- Opening Delimiter -

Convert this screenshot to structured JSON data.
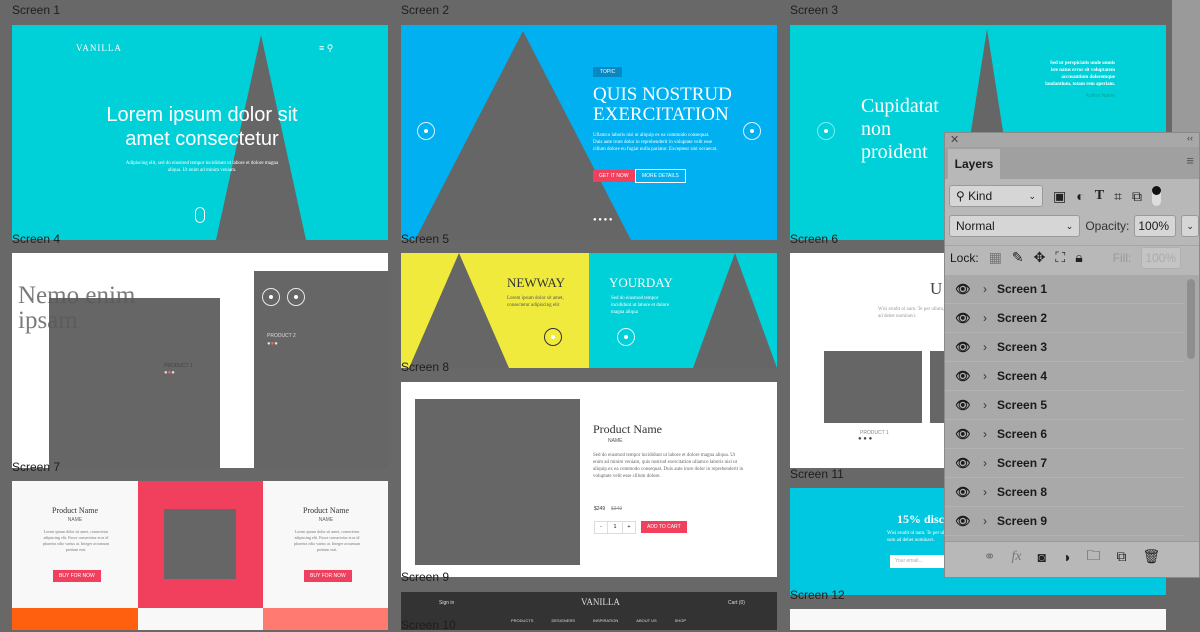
{
  "artboard_labels": [
    "Screen 1",
    "Screen 2",
    "Screen 3",
    "Screen 4",
    "Screen 5",
    "Screen 6",
    "Screen 7",
    "Screen 8",
    "Screen 11",
    "Screen 9",
    "Screen 12",
    "Screen 10"
  ],
  "colors": {
    "canvas": "#686868",
    "cyan": "#00d0d8",
    "blue": "#00b0f0",
    "yellow": "#f0ea3c",
    "pink": "#f0405e",
    "orange": "#ff6010",
    "salmon": "#ff7a70",
    "dark": "#333333"
  },
  "screen1": {
    "logo": "VANILLA",
    "headline": "Lorem ipsum dolor sit amet consectetur",
    "body": "Adipiscing elit, sed do eiusmod tempor incididunt ut labore et dolore magna aliqua. Ut enim ad minim veniam."
  },
  "screen2": {
    "tag": "TOPIC",
    "headline": "QUIS NOSTRUD EXERCITATION",
    "body": "Ullamco laboris nisi ut aliquip ex ea commodo consequat. Duis aute irure dolor in reprehenderit in voluptate velit esse cillum dolore eu fugiat nulla pariatur. Excepteur sint occaecat.",
    "primary": "GET IT NOW",
    "secondary": "MORE DETAILS"
  },
  "screen3": {
    "headline": "Cupidatat non proident",
    "quote": "Sed ut perspiciatis unde omnis iste natus error sit voluptatem accusantium doloremque laudantium, totam rem aperiam.",
    "author": "Author Name"
  },
  "screen4": {
    "headline": "Nemo enim ipsam",
    "product1": "PRODUCT 1",
    "product2": "PRODUCT 2"
  },
  "screen5": {
    "left_title": "NEWWAY",
    "left_body": "Lorem ipsum dolor sit amet, consectetur adipiscing elit",
    "right_title": "YOURDAY",
    "right_body": "Sed do eiusmod tempor incididunt ut labore et dolore magna aliqua"
  },
  "screen6": {
    "headline": "U",
    "body": "Wisi erudit ol nam. Te per ullum, sum ad debet nominavi.",
    "product": "PRODUCT 1"
  },
  "screen7": {
    "title": "Product Name",
    "subtitle": "NAME",
    "body": "Lorem ipsum dolor sit amet, consectetur adipiscing elit. Fusce consectetur eros id pharetra odio varius at. Integer accumsan pretium erat.",
    "button": "BUY FOR NOW"
  },
  "screen8": {
    "title": "Product Name",
    "subtitle": "NAME",
    "body": "Sed do eiusmod tempor incididunt ut labore et dolore magna aliqua. Ut enim ad minim veniam, quis nostrud exercitation ullamco laboris nisi ut aliquip ex ea commodo consequat. Duis aute irure dolor in reprehenderit in voluptate velit esse cillum dolore.",
    "price": "$249",
    "old_price": "$349",
    "qty": "1",
    "minus": "-",
    "plus": "+",
    "button": "ADD TO CART"
  },
  "screen9": {
    "logo": "VANILLA",
    "sign_in": "Sign in",
    "cart": "Cart (0)",
    "nav": [
      "PRODUCTS",
      "DESIGNERS",
      "INSPIRATION",
      "ABOUT US",
      "SHOP"
    ]
  },
  "screen11": {
    "headline": "15% disco",
    "body": "Wisi erudit ol nam. Te per ullum, sum ad debet nominavi.",
    "email_placeholder": "Your email..."
  },
  "layers_panel": {
    "tab": "Layers",
    "filter": "Kind",
    "blend_mode": "Normal",
    "opacity_label": "Opacity:",
    "opacity": "100%",
    "lock_label": "Lock:",
    "fill_label": "Fill:",
    "fill": "100%",
    "layers": [
      "Screen 1",
      "Screen 2",
      "Screen 3",
      "Screen 4",
      "Screen 5",
      "Screen 6",
      "Screen 7",
      "Screen 8",
      "Screen 9"
    ]
  }
}
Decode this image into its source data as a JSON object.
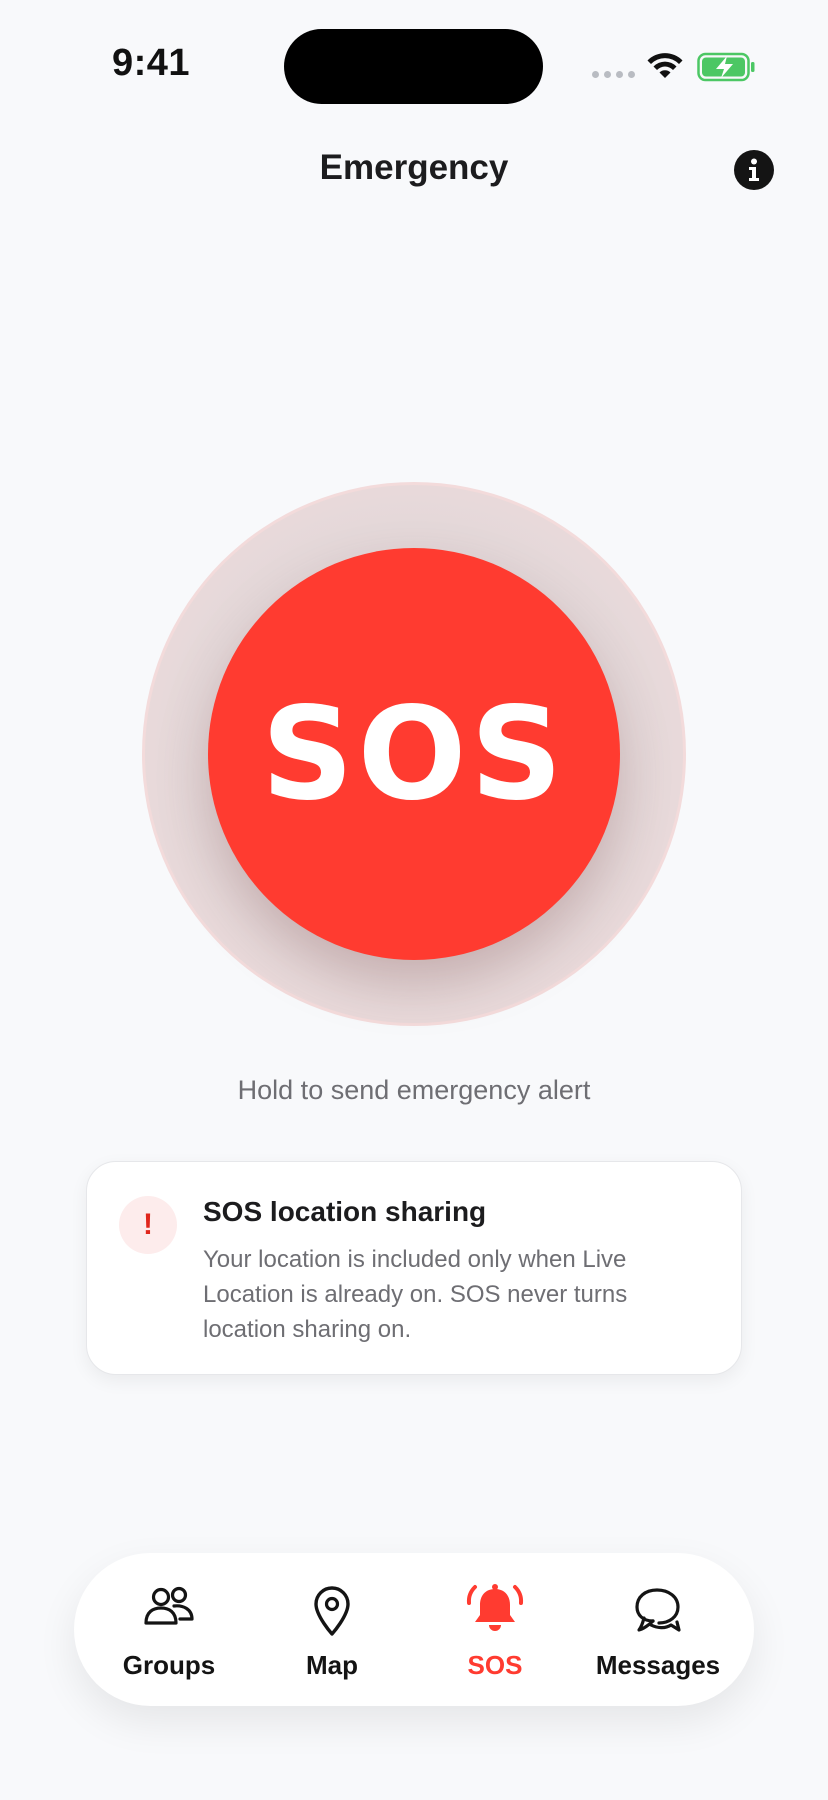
{
  "status_bar": {
    "time": "9:41"
  },
  "header": {
    "title": "Emergency",
    "info_icon": "info-icon"
  },
  "sos": {
    "button_label": "SOS",
    "hint": "Hold to send emergency alert",
    "accent_color": "#ff3b30"
  },
  "info_card": {
    "icon": "exclamation-icon",
    "icon_glyph": "!",
    "title": "SOS location sharing",
    "body": "Your location is included only when Live Location is already on. SOS never turns location sharing on."
  },
  "tab_bar": {
    "active_color": "#ff3b30",
    "items": [
      {
        "label": "Groups",
        "icon": "people-icon",
        "active": false
      },
      {
        "label": "Map",
        "icon": "map-pin-icon",
        "active": false
      },
      {
        "label": "SOS",
        "icon": "bell-icon",
        "active": true
      },
      {
        "label": "Messages",
        "icon": "chat-bubbles-icon",
        "active": false
      }
    ]
  }
}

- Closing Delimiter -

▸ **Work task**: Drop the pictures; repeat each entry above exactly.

▸ **Problem solution**:
Convert this screenshot to structured JSON data.
{
  "artboard_labels": [
    "Screen 1",
    "Screen 2",
    "Screen 3",
    "Screen 4",
    "Screen 5",
    "Screen 6",
    "Screen 7",
    "Screen 8",
    "Screen 11",
    "Screen 9",
    "Screen 12",
    "Screen 10"
  ],
  "colors": {
    "canvas": "#686868",
    "cyan": "#00d0d8",
    "blue": "#00b0f0",
    "yellow": "#f0ea3c",
    "pink": "#f0405e",
    "orange": "#ff6010",
    "salmon": "#ff7a70",
    "dark": "#333333"
  },
  "screen1": {
    "logo": "VANILLA",
    "headline": "Lorem ipsum dolor sit amet consectetur",
    "body": "Adipiscing elit, sed do eiusmod tempor incididunt ut labore et dolore magna aliqua. Ut enim ad minim veniam."
  },
  "screen2": {
    "tag": "TOPIC",
    "headline": "QUIS NOSTRUD EXERCITATION",
    "body": "Ullamco laboris nisi ut aliquip ex ea commodo consequat. Duis aute irure dolor in reprehenderit in voluptate velit esse cillum dolore eu fugiat nulla pariatur. Excepteur sint occaecat.",
    "primary": "GET IT NOW",
    "secondary": "MORE DETAILS"
  },
  "screen3": {
    "headline": "Cupidatat non proident",
    "quote": "Sed ut perspiciatis unde omnis iste natus error sit voluptatem accusantium doloremque laudantium, totam rem aperiam.",
    "author": "Author Name"
  },
  "screen4": {
    "headline": "Nemo enim ipsam",
    "product1": "PRODUCT 1",
    "product2": "PRODUCT 2"
  },
  "screen5": {
    "left_title": "NEWWAY",
    "left_body": "Lorem ipsum dolor sit amet, consectetur adipiscing elit",
    "right_title": "YOURDAY",
    "right_body": "Sed do eiusmod tempor incididunt ut labore et dolore magna aliqua"
  },
  "screen6": {
    "headline": "U",
    "body": "Wisi erudit ol nam. Te per ullum, sum ad debet nominavi.",
    "product": "PRODUCT 1"
  },
  "screen7": {
    "title": "Product Name",
    "subtitle": "NAME",
    "body": "Lorem ipsum dolor sit amet, consectetur adipiscing elit. Fusce consectetur eros id pharetra odio varius at. Integer accumsan pretium erat.",
    "button": "BUY FOR NOW"
  },
  "screen8": {
    "title": "Product Name",
    "subtitle": "NAME",
    "body": "Sed do eiusmod tempor incididunt ut labore et dolore magna aliqua. Ut enim ad minim veniam, quis nostrud exercitation ullamco laboris nisi ut aliquip ex ea commodo consequat. Duis aute irure dolor in reprehenderit in voluptate velit esse cillum dolore.",
    "price": "$249",
    "old_price": "$349",
    "qty": "1",
    "minus": "-",
    "plus": "+",
    "button": "ADD TO CART"
  },
  "screen9": {
    "logo": "VANILLA",
    "sign_in": "Sign in",
    "cart": "Cart (0)",
    "nav": [
      "PRODUCTS",
      "DESIGNERS",
      "INSPIRATION",
      "ABOUT US",
      "SHOP"
    ]
  },
  "screen11": {
    "headline": "15% disco",
    "body": "Wisi erudit ol nam. Te per ullum, sum ad debet nominavi.",
    "email_placeholder": "Your email..."
  },
  "layers_panel": {
    "tab": "Layers",
    "filter": "Kind",
    "blend_mode": "Normal",
    "opacity_label": "Opacity:",
    "opacity": "100%",
    "lock_label": "Lock:",
    "fill_label": "Fill:",
    "fill": "100%",
    "layers": [
      "Screen 1",
      "Screen 2",
      "Screen 3",
      "Screen 4",
      "Screen 5",
      "Screen 6",
      "Screen 7",
      "Screen 8",
      "Screen 9"
    ]
  }
}
Decode this image into its source data as a JSON object.
{
  "status_bar": {
    "time": "9:41"
  },
  "header": {
    "title": "Emergency",
    "info_icon": "info-icon"
  },
  "sos": {
    "button_label": "SOS",
    "hint": "Hold to send emergency alert",
    "accent_color": "#ff3b30"
  },
  "info_card": {
    "icon": "exclamation-icon",
    "icon_glyph": "!",
    "title": "SOS location sharing",
    "body": "Your location is included only when Live Location is already on. SOS never turns location sharing on."
  },
  "tab_bar": {
    "active_color": "#ff3b30",
    "items": [
      {
        "label": "Groups",
        "icon": "people-icon",
        "active": false
      },
      {
        "label": "Map",
        "icon": "map-pin-icon",
        "active": false
      },
      {
        "label": "SOS",
        "icon": "bell-icon",
        "active": true
      },
      {
        "label": "Messages",
        "icon": "chat-bubbles-icon",
        "active": false
      }
    ]
  }
}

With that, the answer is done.